Chris told Karen about the ‘10/40 Window’ that night. It was the first time she had heard about it. The 10/40 Window is the area of the world between approximately 10 degrees and 40 degrees north of the equator. This area contains some of the greatest socio-economic challenges, the majority of the world’s Muslim population, and most importantly, the least amount of access to the gospel. It is estimated that roughly one in ten Christian full-time pastors or workers are currently deployed to that part of the world.
When Karen heard about this area, the statistics, and the people Chris had served, she called it that night. They would be going to the Middle East.
Chris and Karen signed up for a class on Islam that required an intense 10 months of living in community and reaching out to Muslims in Austin. The experience prepared them for what they will face.
Chris and Karen, now with a beautiful two-year-old daughter, are preparing for their final move. They have received criticisms about moving to the Middle East to spread the gospel now that they are parents. “We have been told that we’re crazy, selfish and wrong because we are taking our child with us,” says Karen. “But my response to that is, that culture is family oriented. Family speaks to them.”
About nine months before their final move, Chris and Karen visited their future home. It was a tough trip, but overall an encouraging one. For Karen it was important to see where they would be living and begin to interact with the people.

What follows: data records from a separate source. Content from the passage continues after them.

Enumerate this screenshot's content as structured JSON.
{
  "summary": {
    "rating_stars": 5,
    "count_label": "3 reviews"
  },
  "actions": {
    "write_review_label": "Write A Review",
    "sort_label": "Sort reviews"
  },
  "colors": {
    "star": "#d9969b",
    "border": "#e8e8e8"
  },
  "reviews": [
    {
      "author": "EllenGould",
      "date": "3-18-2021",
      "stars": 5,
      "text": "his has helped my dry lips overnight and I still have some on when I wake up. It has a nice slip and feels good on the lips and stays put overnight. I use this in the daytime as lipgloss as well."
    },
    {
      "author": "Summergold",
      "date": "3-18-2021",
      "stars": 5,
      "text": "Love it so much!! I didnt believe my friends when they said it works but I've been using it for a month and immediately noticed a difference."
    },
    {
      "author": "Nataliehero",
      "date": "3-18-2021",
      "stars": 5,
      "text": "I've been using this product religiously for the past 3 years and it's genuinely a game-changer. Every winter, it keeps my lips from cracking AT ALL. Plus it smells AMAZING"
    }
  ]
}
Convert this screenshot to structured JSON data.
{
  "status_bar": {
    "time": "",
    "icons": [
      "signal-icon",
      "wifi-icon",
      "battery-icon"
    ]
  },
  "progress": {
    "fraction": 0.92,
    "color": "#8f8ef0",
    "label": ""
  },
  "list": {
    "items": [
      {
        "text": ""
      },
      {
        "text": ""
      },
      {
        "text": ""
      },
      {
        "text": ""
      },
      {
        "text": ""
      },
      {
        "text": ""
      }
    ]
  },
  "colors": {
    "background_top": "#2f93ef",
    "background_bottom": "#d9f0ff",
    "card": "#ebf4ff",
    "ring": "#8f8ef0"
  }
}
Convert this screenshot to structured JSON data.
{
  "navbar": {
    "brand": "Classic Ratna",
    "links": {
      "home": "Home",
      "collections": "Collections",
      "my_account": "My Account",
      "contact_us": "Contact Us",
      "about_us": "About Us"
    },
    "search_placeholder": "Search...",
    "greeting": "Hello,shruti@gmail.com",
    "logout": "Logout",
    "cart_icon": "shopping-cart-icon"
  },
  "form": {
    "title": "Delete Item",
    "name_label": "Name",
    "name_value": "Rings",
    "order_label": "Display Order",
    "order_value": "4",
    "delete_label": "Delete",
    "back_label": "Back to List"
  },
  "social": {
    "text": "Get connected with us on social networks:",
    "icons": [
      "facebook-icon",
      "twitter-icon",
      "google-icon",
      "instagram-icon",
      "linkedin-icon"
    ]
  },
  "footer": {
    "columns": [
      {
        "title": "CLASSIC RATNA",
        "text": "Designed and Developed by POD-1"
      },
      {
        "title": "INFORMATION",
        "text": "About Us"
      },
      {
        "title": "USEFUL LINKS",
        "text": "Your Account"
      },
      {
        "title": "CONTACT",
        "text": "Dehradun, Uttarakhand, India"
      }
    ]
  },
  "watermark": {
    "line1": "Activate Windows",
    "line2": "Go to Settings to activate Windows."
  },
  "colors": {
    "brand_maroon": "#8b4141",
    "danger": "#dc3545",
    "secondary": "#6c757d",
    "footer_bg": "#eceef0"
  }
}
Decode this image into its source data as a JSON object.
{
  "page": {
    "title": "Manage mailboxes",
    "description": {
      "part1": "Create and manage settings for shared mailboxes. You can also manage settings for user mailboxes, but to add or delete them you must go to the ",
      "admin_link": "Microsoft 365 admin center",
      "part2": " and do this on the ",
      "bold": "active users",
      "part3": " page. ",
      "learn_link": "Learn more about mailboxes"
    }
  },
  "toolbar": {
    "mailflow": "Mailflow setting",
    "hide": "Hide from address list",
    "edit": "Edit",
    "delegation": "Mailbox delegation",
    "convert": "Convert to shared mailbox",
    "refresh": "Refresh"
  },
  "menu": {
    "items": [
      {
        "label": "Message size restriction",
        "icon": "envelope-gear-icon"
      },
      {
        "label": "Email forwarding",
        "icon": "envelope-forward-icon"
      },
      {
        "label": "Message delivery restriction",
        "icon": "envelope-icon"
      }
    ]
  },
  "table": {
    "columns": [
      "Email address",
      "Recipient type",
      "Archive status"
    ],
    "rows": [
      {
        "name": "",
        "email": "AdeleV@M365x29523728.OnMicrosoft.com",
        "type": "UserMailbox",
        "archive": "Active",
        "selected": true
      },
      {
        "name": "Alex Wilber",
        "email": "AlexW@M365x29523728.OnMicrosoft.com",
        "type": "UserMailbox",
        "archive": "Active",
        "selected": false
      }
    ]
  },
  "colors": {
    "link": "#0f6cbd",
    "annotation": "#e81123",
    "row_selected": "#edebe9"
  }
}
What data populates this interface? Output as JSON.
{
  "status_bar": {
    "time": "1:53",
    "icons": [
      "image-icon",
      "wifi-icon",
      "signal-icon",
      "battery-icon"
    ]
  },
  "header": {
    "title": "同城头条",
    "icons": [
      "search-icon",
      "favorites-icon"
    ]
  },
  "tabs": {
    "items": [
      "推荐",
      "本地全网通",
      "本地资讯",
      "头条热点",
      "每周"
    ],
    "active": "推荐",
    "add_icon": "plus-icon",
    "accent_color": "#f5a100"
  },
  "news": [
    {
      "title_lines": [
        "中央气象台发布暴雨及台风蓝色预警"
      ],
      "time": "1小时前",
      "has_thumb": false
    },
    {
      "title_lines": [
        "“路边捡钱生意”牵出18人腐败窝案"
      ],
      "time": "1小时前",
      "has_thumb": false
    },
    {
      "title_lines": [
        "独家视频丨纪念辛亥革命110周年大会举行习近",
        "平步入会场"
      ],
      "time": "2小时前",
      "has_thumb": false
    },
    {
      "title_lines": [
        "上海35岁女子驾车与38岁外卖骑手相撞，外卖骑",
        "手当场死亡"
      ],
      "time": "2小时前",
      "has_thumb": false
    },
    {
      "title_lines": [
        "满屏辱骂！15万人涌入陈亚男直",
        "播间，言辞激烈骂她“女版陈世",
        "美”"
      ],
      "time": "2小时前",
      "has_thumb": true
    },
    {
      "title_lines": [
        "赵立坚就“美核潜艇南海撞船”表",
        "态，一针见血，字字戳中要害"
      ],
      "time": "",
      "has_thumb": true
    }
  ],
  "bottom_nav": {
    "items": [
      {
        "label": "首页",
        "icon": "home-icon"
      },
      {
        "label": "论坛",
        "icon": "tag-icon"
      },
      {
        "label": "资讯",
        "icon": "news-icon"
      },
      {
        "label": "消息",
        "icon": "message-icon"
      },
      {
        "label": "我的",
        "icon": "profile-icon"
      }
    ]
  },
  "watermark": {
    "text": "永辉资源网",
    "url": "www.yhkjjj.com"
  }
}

Karen was encouraged as she met those in her new community, even striking up a friendship in their short visit. She met a woman with whom she had a lot in common. “She invited me over to make bread with her,” Karen says. It encouraged Karen to look to the future, to what they hope the Lord has in his plans. “I can't imagine how amazing it would be, years down the road, to go over to make honey bread,” she says, “but to start with a Bible study and spend time praying."
As Chris and Karen look to move their family to a new country and culture to spread the name of Christ, they are passionate and humble. “We don't fear failure, “Chris says, “because we have God on our side."